**Exercise goal:** Each of the records that follow needs an exact reproduction.

---------- Material supplied

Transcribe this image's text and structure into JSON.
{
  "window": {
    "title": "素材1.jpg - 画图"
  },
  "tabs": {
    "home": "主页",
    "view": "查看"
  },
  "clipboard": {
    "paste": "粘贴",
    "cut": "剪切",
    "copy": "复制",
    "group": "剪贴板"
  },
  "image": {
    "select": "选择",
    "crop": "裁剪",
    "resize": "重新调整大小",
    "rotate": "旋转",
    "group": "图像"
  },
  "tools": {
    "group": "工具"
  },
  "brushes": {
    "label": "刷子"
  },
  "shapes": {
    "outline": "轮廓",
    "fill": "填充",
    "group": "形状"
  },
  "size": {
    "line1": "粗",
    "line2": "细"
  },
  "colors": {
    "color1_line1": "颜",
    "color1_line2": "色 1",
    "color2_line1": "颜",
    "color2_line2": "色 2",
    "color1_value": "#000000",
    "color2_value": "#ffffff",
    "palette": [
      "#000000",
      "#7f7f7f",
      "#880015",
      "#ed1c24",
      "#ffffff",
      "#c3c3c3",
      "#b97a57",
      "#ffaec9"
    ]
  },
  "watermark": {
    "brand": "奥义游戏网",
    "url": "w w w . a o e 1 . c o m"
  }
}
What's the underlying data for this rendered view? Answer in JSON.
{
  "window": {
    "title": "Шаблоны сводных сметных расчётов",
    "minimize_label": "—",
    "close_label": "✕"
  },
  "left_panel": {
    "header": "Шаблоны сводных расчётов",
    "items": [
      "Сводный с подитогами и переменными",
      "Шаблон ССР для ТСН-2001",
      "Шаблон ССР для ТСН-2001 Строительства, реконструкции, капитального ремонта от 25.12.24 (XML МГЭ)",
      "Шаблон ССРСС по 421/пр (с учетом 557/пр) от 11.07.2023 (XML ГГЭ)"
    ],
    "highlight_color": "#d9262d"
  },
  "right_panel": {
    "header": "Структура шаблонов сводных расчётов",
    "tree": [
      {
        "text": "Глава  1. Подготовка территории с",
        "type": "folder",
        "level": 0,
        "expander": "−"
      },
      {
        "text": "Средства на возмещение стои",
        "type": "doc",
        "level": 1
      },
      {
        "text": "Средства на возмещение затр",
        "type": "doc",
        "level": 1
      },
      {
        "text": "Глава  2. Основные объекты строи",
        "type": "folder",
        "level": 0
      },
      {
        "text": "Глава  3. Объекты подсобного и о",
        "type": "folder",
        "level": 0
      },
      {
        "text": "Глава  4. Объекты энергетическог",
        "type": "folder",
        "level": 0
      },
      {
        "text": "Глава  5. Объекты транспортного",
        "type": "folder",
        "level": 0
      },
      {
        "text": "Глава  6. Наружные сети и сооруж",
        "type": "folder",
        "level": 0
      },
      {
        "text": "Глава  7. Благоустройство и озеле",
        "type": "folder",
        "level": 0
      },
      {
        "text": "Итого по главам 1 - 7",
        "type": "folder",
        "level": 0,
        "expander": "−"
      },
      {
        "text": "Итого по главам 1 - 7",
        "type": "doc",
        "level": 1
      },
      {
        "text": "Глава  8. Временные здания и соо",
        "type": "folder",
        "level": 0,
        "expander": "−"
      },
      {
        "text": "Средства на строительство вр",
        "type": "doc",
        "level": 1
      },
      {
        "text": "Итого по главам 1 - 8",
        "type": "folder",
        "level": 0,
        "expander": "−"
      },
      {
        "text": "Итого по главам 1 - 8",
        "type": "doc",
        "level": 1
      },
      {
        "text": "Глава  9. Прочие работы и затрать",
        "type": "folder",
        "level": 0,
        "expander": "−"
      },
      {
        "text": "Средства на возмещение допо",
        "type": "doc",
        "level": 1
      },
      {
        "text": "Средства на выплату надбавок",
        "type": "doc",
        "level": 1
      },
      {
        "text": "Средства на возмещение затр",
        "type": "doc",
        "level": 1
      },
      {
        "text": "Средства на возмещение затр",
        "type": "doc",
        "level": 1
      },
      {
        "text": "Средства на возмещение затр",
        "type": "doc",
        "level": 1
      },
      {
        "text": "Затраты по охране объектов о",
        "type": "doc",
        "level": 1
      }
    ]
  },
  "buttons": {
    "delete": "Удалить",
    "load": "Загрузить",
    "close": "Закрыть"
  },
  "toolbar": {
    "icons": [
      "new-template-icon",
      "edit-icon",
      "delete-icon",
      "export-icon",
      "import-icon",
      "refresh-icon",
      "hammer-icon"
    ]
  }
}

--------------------

**Response to this task:**
Transcribe this image's text and structure into JSON.
{
  "window": {
    "title": "素材1.jpg - 画图"
  },
  "tabs": {
    "home": "主页",
    "view": "查看"
  },
  "clipboard": {
    "paste": "粘贴",
    "cut": "剪切",
    "copy": "复制",
    "group": "剪贴板"
  },
  "image": {
    "select": "选择",
    "crop": "裁剪",
    "resize": "重新调整大小",
    "rotate": "旋转",
    "group": "图像"
  },
  "tools": {
    "group": "工具"
  },
  "brushes": {
    "label": "刷子"
  },
  "shapes": {
    "outline": "轮廓",
    "fill": "填充",
    "group": "形状"
  },
  "size": {
    "line1": "粗",
    "line2": "细"
  },
  "colors": {
    "color1_line1": "颜",
    "color1_line2": "色 1",
    "color2_line1": "颜",
    "color2_line2": "色 2",
    "color1_value": "#000000",
    "color2_value": "#ffffff",
    "palette": [
      "#000000",
      "#7f7f7f",
      "#880015",
      "#ed1c24",
      "#ffffff",
      "#c3c3c3",
      "#b97a57",
      "#ffaec9"
    ]
  },
  "watermark": {
    "brand": "奥义游戏网",
    "url": "w w w . a o e 1 . c o m"
  }
}
What's the underlying data for this rendered view? Answer in JSON.
{
  "window": {
    "title": "Шаблоны сводных сметных расчётов",
    "minimize_label": "—",
    "close_label": "✕"
  },
  "left_panel": {
    "header": "Шаблоны сводных расчётов",
    "items": [
      "Сводный с подитогами и переменными",
      "Шаблон ССР для ТСН-2001",
      "Шаблон ССР для ТСН-2001 Строительства, реконструкции, капитального ремонта от 25.12.24 (XML МГЭ)",
      "Шаблон ССРСС по 421/пр (с учетом 557/пр) от 11.07.2023 (XML ГГЭ)"
    ],
    "highlight_color": "#d9262d"
  },
  "right_panel": {
    "header": "Структура шаблонов сводных расчётов",
    "tree": [
      {
        "text": "Глава  1. Подготовка территории с",
        "type": "folder",
        "level": 0,
        "expander": "−"
      },
      {
        "text": "Средства на возмещение стои",
        "type": "doc",
        "level": 1
      },
      {
        "text": "Средства на возмещение затр",
        "type": "doc",
        "level": 1
      },
      {
        "text": "Глава  2. Основные объекты строи",
        "type": "folder",
        "level": 0
      },
      {
        "text": "Глава  3. Объекты подсобного и о",
        "type": "folder",
        "level": 0
      },
      {
        "text": "Глава  4. Объекты энергетическог",
        "type": "folder",
        "level": 0
      },
      {
        "text": "Глава  5. Объекты транспортного",
        "type": "folder",
        "level": 0
      },
      {
        "text": "Глава  6. Наружные сети и сооруж",
        "type": "folder",
        "level": 0
      },
      {
        "text": "Глава  7. Благоустройство и озеле",
        "type": "folder",
        "level": 0
      },
      {
        "text": "Итого по главам 1 - 7",
        "type": "folder",
        "level": 0,
        "expander": "−"
      },
      {
        "text": "Итого по главам 1 - 7",
        "type": "doc",
        "level": 1
      },
      {
        "text": "Глава  8. Временные здания и соо",
        "type": "folder",
        "level": 0,
        "expander": "−"
      },
      {
        "text": "Средства на строительство вр",
        "type": "doc",
        "level": 1
      },
      {
        "text": "Итого по главам 1 - 8",
        "type": "folder",
        "level": 0,
        "expander": "−"
      },
      {
        "text": "Итого по главам 1 - 8",
        "type": "doc",
        "level": 1
      },
      {
        "text": "Глава  9. Прочие работы и затрать",
        "type": "folder",
        "level": 0,
        "expander": "−"
      },
      {
        "text": "Средства на возмещение допо",
        "type": "doc",
        "level": 1
      },
      {
        "text": "Средства на выплату надбавок",
        "type": "doc",
        "level": 1
      },
      {
        "text": "Средства на возмещение затр",
        "type": "doc",
        "level": 1
      },
      {
        "text": "Средства на возмещение затр",
        "type": "doc",
        "level": 1
      },
      {
        "text": "Средства на возмещение затр",
        "type": "doc",
        "level": 1
      },
      {
        "text": "Затраты по охране объектов о",
        "type": "doc",
        "level": 1
      }
    ]
  },
  "buttons": {
    "delete": "Удалить",
    "load": "Загрузить",
    "close": "Закрыть"
  },
  "toolbar": {
    "icons": [
      "new-template-icon",
      "edit-icon",
      "delete-icon",
      "export-icon",
      "import-icon",
      "refresh-icon",
      "hammer-icon"
    ]
  }
}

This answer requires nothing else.